Inbox Placement Basics
Recently Act-On has covered inbox placement in a few blog posts such as this one, so we won’t go into too much detail as far as the basics. But just to recap briefly, authentication such as DKIM and SPF should be set up. Content is lower on the priority list and carries less weight when it comes to inbox placement rate; it can, however, be very important when you’re trying to increase engagement with your recipients. Try to avoid spam trigger words and spammy content and subject lines.
Gmail-Specific Inbox Placement
The guideline you must keep in mind when you’re aiming for Gmail-specific inbox placement is their “rule” on inboxing: Do their users want your mail? Gmail cares more than any other provider about this specific rule. Keeping this in mind, we can narrow down some key strategies that can help you land in Gmail inboxes.
1. Target the right list.

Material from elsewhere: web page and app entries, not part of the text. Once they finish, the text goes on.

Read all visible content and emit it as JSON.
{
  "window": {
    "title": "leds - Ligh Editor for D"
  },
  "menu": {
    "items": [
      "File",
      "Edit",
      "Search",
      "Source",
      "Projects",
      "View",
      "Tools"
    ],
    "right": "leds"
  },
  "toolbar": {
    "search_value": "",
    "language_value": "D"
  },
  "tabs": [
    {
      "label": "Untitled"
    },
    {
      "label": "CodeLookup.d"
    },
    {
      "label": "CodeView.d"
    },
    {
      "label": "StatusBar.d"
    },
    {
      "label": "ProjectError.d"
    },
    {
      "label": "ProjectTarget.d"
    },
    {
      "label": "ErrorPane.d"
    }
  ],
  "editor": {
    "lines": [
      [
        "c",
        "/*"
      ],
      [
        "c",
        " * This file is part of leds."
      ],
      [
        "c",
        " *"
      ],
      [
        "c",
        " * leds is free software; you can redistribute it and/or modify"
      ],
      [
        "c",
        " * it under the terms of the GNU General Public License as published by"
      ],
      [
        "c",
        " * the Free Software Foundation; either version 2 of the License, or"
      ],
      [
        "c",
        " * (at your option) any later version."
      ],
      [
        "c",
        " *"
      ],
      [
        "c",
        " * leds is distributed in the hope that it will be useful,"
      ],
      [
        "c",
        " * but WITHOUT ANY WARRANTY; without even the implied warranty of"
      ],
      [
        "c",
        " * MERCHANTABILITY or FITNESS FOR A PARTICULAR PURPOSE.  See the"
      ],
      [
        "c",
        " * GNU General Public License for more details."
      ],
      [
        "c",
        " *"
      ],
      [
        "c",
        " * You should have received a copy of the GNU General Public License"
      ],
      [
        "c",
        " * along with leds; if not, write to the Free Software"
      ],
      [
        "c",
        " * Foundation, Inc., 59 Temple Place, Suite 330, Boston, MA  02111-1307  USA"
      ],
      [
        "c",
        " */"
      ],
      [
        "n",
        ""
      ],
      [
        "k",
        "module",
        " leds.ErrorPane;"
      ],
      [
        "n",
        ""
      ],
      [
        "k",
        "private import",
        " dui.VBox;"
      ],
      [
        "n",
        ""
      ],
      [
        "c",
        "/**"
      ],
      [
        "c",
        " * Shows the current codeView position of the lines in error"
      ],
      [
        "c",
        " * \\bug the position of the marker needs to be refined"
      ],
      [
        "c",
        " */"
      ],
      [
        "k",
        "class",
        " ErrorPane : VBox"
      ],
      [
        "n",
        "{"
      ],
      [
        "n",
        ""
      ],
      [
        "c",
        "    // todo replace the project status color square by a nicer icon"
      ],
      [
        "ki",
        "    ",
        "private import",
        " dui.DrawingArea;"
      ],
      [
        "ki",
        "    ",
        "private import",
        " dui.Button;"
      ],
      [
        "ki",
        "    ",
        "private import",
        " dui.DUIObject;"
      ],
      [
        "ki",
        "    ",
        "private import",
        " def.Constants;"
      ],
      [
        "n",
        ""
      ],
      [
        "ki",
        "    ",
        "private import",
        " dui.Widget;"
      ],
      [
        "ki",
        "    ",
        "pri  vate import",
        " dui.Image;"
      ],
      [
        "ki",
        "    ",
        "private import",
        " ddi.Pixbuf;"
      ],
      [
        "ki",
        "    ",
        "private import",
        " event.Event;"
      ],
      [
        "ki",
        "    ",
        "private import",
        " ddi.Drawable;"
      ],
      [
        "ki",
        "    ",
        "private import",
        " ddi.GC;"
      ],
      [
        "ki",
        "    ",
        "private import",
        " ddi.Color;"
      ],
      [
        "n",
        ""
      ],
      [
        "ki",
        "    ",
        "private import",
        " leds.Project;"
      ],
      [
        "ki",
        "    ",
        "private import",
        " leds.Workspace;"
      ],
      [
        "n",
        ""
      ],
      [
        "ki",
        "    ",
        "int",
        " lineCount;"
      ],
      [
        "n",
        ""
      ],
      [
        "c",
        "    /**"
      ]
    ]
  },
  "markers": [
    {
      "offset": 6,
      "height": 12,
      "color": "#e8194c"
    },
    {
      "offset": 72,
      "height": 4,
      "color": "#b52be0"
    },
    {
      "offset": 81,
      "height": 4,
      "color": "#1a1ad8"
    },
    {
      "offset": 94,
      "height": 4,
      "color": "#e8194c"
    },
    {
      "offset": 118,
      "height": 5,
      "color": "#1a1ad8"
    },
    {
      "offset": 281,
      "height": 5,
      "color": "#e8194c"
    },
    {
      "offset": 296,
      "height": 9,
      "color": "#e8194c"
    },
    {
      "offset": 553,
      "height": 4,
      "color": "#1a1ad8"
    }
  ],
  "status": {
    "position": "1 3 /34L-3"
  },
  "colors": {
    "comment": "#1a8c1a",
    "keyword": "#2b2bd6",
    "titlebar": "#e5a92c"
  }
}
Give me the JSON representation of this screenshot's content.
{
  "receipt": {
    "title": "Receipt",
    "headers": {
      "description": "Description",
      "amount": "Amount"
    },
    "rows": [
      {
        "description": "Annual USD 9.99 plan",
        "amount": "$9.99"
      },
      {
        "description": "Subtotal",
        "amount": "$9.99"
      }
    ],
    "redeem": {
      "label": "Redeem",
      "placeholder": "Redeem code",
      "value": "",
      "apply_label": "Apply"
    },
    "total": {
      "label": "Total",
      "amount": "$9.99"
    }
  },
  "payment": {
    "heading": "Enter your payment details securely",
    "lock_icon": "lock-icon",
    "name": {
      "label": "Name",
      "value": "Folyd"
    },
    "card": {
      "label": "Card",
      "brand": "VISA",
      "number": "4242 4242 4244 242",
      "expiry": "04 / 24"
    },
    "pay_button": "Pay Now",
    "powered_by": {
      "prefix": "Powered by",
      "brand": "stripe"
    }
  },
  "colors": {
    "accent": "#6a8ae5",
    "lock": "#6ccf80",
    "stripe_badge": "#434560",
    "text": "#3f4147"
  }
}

If possible, make sure you’re sending to an opt-in list. Try to avoid sending to Gmail recipients who have not given you explicit permission to email them.
2. Let people leave.
Make sure you unsubscribe process is easy and prominent. One of the more effective unsubscribe strategies I’ve seen is placing an unsubscribe link in the header of your email, making it clear and simple for recipients to opt-out of your emails. Opt-outs are always better then spam complaints.
3. Give up on the unengaged.
Engagement is key to inbox placement success with Gmail. Stop sending to unengaged recipients, as they are not helping your engagement statistics with Gmail. The almost guaranteed way of not getting into Gmail inboxes is sending to a predominantly unengaged list. When should you remove these unengaged recipients from your sends? The industry rule of thumb is generally after 180 days or 6 months of no activity such as opening or clicking on your emails. Personally, I like to think of it in terms of cadence or volume. Ask yourself if this recipient opened your last 10 emails. If “no” is the answer, then it’s probably time to stop sending to them.
4. Consider your timing.
If you’re starting to notice inbox placement issue with Gmail, try slowing down your cadence. I think we can all agree that when it comes to marketing/promotional emails, sending one email for five consecutive days to a unique recipient is excessive. If you begin to see inbox placement issues with Gmail, reduce your cadence by half. For example, if you’re sending two emails to a unique recipient per week and seeing inboxing issues, reduce that to once a week. If the cadence is once a week, reduce that to once every other week.
5. Clean up your list.
List maintenance should always be a priority. Have a regular list cleanse and validation done to your lists to avoid mailing to expired, bad, or malicious addresses.
6. Court clicks.
Have your emails encourage interaction. Gmail experts recommend five different clickable links or images within an email.
7. Make it personal.
Last but not least, try sending personalized emails targeting Gmail users. In the subject line and content, personalize and specifically aim for your intended audience. For example, this would be a targeted Gmail subject line: “Gmail Users Receive an eBook When Subscribing to Our Newsletter.”
In summary, Gmail inboxing is user-centric. Along with following the steps above, design and target your emails to Gmail’s users and you’ll be well on your way to finding success in the inbox.